The goal is to restate all of the records below word for word.

** Given entries **
☆ ☆ ☆

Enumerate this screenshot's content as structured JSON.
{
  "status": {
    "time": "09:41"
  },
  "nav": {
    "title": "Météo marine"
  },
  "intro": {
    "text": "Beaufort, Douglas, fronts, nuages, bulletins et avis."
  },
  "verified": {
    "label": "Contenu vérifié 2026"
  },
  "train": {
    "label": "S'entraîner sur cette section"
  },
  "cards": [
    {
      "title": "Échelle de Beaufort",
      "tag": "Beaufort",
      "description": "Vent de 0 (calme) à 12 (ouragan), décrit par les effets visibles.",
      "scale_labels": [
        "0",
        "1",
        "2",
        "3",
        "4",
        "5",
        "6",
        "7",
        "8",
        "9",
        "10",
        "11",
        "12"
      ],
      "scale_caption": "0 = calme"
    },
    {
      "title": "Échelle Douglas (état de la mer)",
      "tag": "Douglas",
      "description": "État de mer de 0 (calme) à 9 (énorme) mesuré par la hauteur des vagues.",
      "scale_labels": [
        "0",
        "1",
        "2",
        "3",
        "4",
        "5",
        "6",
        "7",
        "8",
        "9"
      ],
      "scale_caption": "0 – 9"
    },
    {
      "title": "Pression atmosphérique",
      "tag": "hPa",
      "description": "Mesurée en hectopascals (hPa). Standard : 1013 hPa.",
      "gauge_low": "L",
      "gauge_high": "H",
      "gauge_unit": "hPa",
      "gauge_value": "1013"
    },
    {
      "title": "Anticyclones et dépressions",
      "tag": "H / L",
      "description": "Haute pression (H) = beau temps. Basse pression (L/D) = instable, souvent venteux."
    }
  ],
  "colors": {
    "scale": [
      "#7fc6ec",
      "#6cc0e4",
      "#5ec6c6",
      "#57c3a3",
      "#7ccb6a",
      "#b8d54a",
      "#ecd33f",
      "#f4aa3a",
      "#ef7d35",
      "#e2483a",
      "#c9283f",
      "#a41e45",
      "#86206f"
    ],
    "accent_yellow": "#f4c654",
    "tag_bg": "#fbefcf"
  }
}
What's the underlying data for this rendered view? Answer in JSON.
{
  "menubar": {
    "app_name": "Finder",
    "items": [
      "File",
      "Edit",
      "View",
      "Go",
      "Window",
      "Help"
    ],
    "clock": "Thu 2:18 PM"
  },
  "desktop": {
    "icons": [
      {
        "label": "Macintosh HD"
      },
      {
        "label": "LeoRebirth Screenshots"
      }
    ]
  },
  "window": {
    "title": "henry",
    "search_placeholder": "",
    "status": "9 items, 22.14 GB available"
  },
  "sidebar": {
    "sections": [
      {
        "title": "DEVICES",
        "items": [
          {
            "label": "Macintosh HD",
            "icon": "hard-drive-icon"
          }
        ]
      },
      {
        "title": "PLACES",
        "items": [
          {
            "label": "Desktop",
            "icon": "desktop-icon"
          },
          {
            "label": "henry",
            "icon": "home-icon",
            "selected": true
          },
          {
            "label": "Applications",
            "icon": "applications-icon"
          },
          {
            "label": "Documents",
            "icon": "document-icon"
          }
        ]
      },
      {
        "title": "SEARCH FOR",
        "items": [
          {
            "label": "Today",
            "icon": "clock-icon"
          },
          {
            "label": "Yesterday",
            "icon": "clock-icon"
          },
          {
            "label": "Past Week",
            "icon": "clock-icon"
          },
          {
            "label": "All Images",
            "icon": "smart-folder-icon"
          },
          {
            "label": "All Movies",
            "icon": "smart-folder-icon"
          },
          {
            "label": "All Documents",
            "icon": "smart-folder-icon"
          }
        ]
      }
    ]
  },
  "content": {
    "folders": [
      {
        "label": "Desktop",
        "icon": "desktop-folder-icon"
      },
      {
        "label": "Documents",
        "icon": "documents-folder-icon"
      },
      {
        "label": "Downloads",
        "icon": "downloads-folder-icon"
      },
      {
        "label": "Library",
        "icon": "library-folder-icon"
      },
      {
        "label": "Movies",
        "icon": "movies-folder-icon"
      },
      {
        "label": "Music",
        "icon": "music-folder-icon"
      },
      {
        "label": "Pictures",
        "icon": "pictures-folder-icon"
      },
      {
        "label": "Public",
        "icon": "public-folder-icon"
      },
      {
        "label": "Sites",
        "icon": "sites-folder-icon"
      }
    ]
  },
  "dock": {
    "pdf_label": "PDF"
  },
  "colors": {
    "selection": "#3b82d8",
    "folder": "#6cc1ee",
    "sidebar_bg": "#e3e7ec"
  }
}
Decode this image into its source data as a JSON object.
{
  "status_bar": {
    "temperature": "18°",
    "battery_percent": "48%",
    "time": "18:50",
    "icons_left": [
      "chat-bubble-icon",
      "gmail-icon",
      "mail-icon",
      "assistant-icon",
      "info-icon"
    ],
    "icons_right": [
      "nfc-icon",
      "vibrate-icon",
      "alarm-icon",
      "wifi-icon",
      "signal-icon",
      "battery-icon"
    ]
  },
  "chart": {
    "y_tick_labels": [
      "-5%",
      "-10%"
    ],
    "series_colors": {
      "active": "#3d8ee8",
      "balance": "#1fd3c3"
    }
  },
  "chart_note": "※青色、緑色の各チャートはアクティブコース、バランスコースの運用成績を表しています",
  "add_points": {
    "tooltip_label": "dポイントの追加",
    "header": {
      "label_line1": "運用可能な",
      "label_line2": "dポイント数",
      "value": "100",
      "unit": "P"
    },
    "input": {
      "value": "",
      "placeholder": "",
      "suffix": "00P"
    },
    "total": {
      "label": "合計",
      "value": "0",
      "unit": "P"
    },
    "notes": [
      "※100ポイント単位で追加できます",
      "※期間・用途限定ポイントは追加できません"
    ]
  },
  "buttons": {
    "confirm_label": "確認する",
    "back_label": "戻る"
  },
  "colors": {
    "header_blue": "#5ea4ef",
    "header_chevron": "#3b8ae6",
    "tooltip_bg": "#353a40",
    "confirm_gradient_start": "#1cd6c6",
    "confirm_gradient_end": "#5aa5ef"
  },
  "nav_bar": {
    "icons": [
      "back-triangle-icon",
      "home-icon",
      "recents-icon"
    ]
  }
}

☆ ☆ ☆

** Problem solution **
Enumerate this screenshot's content as structured JSON.
{
  "status": {
    "time": "09:41"
  },
  "nav": {
    "title": "Météo marine"
  },
  "intro": {
    "text": "Beaufort, Douglas, fronts, nuages, bulletins et avis."
  },
  "verified": {
    "label": "Contenu vérifié 2026"
  },
  "train": {
    "label": "S'entraîner sur cette section"
  },
  "cards": [
    {
      "title": "Échelle de Beaufort",
      "tag": "Beaufort",
      "description": "Vent de 0 (calme) à 12 (ouragan), décrit par les effets visibles.",
      "scale_labels": [
        "0",
        "1",
        "2",
        "3",
        "4",
        "5",
        "6",
        "7",
        "8",
        "9",
        "10",
        "11",
        "12"
      ],
      "scale_caption": "0 = calme"
    },
    {
      "title": "Échelle Douglas (état de la mer)",
      "tag": "Douglas",
      "description": "État de mer de 0 (calme) à 9 (énorme) mesuré par la hauteur des vagues.",
      "scale_labels": [
        "0",
        "1",
        "2",
        "3",
        "4",
        "5",
        "6",
        "7",
        "8",
        "9"
      ],
      "scale_caption": "0 – 9"
    },
    {
      "title": "Pression atmosphérique",
      "tag": "hPa",
      "description": "Mesurée en hectopascals (hPa). Standard : 1013 hPa.",
      "gauge_low": "L",
      "gauge_high": "H",
      "gauge_unit": "hPa",
      "gauge_value": "1013"
    },
    {
      "title": "Anticyclones et dépressions",
      "tag": "H / L",
      "description": "Haute pression (H) = beau temps. Basse pression (L/D) = instable, souvent venteux."
    }
  ],
  "colors": {
    "scale": [
      "#7fc6ec",
      "#6cc0e4",
      "#5ec6c6",
      "#57c3a3",
      "#7ccb6a",
      "#b8d54a",
      "#ecd33f",
      "#f4aa3a",
      "#ef7d35",
      "#e2483a",
      "#c9283f",
      "#a41e45",
      "#86206f"
    ],
    "accent_yellow": "#f4c654",
    "tag_bg": "#fbefcf"
  }
}
What's the underlying data for this rendered view? Answer in JSON.
{
  "menubar": {
    "app_name": "Finder",
    "items": [
      "File",
      "Edit",
      "View",
      "Go",
      "Window",
      "Help"
    ],
    "clock": "Thu 2:18 PM"
  },
  "desktop": {
    "icons": [
      {
        "label": "Macintosh HD"
      },
      {
        "label": "LeoRebirth Screenshots"
      }
    ]
  },
  "window": {
    "title": "henry",
    "search_placeholder": "",
    "status": "9 items, 22.14 GB available"
  },
  "sidebar": {
    "sections": [
      {
        "title": "DEVICES",
        "items": [
          {
            "label": "Macintosh HD",
            "icon": "hard-drive-icon"
          }
        ]
      },
      {
        "title": "PLACES",
        "items": [
          {
            "label": "Desktop",
            "icon": "desktop-icon"
          },
          {
            "label": "henry",
            "icon": "home-icon",
            "selected": true
          },
          {
            "label": "Applications",
            "icon": "applications-icon"
          },
          {
            "label": "Documents",
            "icon": "document-icon"
          }
        ]
      },
      {
        "title": "SEARCH FOR",
        "items": [
          {
            "label": "Today",
            "icon": "clock-icon"
          },
          {
            "label": "Yesterday",
            "icon": "clock-icon"
          },
          {
            "label": "Past Week",
            "icon": "clock-icon"
          },
          {
            "label": "All Images",
            "icon": "smart-folder-icon"
          },
          {
            "label": "All Movies",
            "icon": "smart-folder-icon"
          },
          {
            "label": "All Documents",
            "icon": "smart-folder-icon"
          }
        ]
      }
    ]
  },
  "content": {
    "folders": [
      {
        "label": "Desktop",
        "icon": "desktop-folder-icon"
      },
      {
        "label": "Documents",
        "icon": "documents-folder-icon"
      },
      {
        "label": "Downloads",
        "icon": "downloads-folder-icon"
      },
      {
        "label": "Library",
        "icon": "library-folder-icon"
      },
      {
        "label": "Movies",
        "icon": "movies-folder-icon"
      },
      {
        "label": "Music",
        "icon": "music-folder-icon"
      },
      {
        "label": "Pictures",
        "icon": "pictures-folder-icon"
      },
      {
        "label": "Public",
        "icon": "public-folder-icon"
      },
      {
        "label": "Sites",
        "icon": "sites-folder-icon"
      }
    ]
  },
  "dock": {
    "pdf_label": "PDF"
  },
  "colors": {
    "selection": "#3b82d8",
    "folder": "#6cc1ee",
    "sidebar_bg": "#e3e7ec"
  }
}
Decode this image into its source data as a JSON object.
{
  "status_bar": {
    "temperature": "18°",
    "battery_percent": "48%",
    "time": "18:50",
    "icons_left": [
      "chat-bubble-icon",
      "gmail-icon",
      "mail-icon",
      "assistant-icon",
      "info-icon"
    ],
    "icons_right": [
      "nfc-icon",
      "vibrate-icon",
      "alarm-icon",
      "wifi-icon",
      "signal-icon",
      "battery-icon"
    ]
  },
  "chart": {
    "y_tick_labels": [
      "-5%",
      "-10%"
    ],
    "series_colors": {
      "active": "#3d8ee8",
      "balance": "#1fd3c3"
    }
  },
  "chart_note": "※青色、緑色の各チャートはアクティブコース、バランスコースの運用成績を表しています",
  "add_points": {
    "tooltip_label": "dポイントの追加",
    "header": {
      "label_line1": "運用可能な",
      "label_line2": "dポイント数",
      "value": "100",
      "unit": "P"
    },
    "input": {
      "value": "",
      "placeholder": "",
      "suffix": "00P"
    },
    "total": {
      "label": "合計",
      "value": "0",
      "unit": "P"
    },
    "notes": [
      "※100ポイント単位で追加できます",
      "※期間・用途限定ポイントは追加できません"
    ]
  },
  "buttons": {
    "confirm_label": "確認する",
    "back_label": "戻る"
  },
  "colors": {
    "header_blue": "#5ea4ef",
    "header_chevron": "#3b8ae6",
    "tooltip_bg": "#353a40",
    "confirm_gradient_start": "#1cd6c6",
    "confirm_gradient_end": "#5aa5ef"
  },
  "nav_bar": {
    "icons": [
      "back-triangle-icon",
      "home-icon",
      "recents-icon"
    ]
  }
}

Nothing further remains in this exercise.